Archaeologists in Israel have discovered the remains of a Byzantine-era compound near Jerusalem. They believed it is to have once been a monastery and includes an oil press, wine press and mosaics.
An archaeological survey conducted on foot along the hills south of the town of Bet Shemesh brought to light remarkable finds. During the survey blocked cisterns, a cave opening and the tops of several walls were visible on the surface. These clues to the world hidden underground resulted in an extensive archaeological excavation there that exposed prosperous life dating to the Byzantine period which was previously unknown.
The compound is surrounded by an outer wall and is divided on the inside into two regions: an industrial area and an activity and residential area. An unusually large press in a rare state of preservation that was used to produce olive oil was exposed in the industrial area.

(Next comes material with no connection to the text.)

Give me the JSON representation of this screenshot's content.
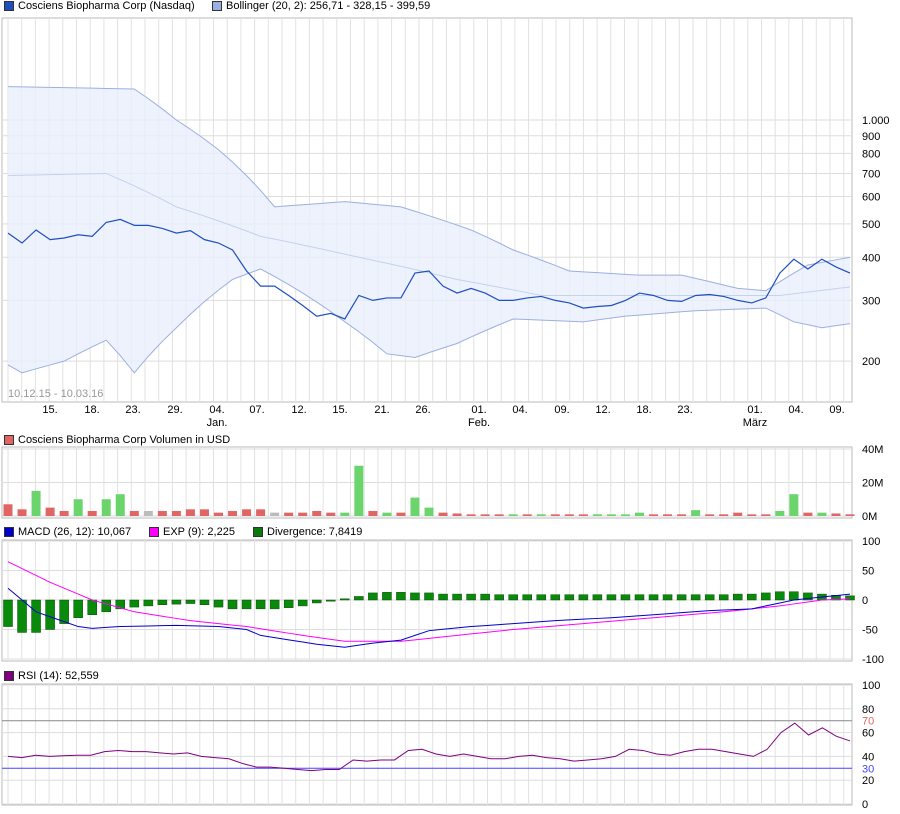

A large wine press revealed outside the built compound consisted of two treading floors from which the grape must flowed to a large collecting vat. The finds revealed in the excavation indicate the local residents were engaged in wine and olive oil production for their livelihood. The impressive size of the agricultural installations shows that these facilities were used for production on an industrial-scale rather than just for domestic use. In the residential portion of the compound several rooms were exposed, some of which had a mosaic pavement preserved in them. Part of a colourful mosaic was exposed in one room where there was apparently a staircase that led to a second floor that was not preserved. In the adjacent room another multi-coloured mosaic was preserved that was adorned with a cluster of grapes surrounded by flowers set within a geometric frame. Two entire ovens used for baking were also exposed in the compound.
According to Irene Zilberbod and Tehila libman, excavation directors on behalf of the Israel Antiquities Authority, “We believe this is the site of a monastery from the Byzantine period. It is true we did not find a church at the site or an inscription or any other unequivocal evidence of religious worship; nevertheless, the impressive construction, the dating to the Byzantine period, the magnificent mosaic floors, window and roof tile artifacts, as well as the agricultural-industrial installations inside the dwelling compound are all known to us from numerous other contemporary monasteries. Thus it is possible to reconstruct a scenario in which monks resided in a monastery that they established, made their living from the agricultural installations and dwelled in the rooms and carried out their religious activities.”
At some point, which we date to the beginning of the Islamic period (seventh century CE), the compound ceased to function and was subsequently occupied by new residents. These people changed the plan of the compound and adapted it for their needs.
Dr. Yuval Baruch, the Jerusalem Regional Archaeologist of the Israel Antiquities Authority, notes that “after exposing the compound and recognizing its importance, the Israel Antiquities Authority and Ministry of Construction and Housing undertook the measures necessary for preserving and developing the site as an archaeological landmark in the heart of the new neighborhood slated to be built there”.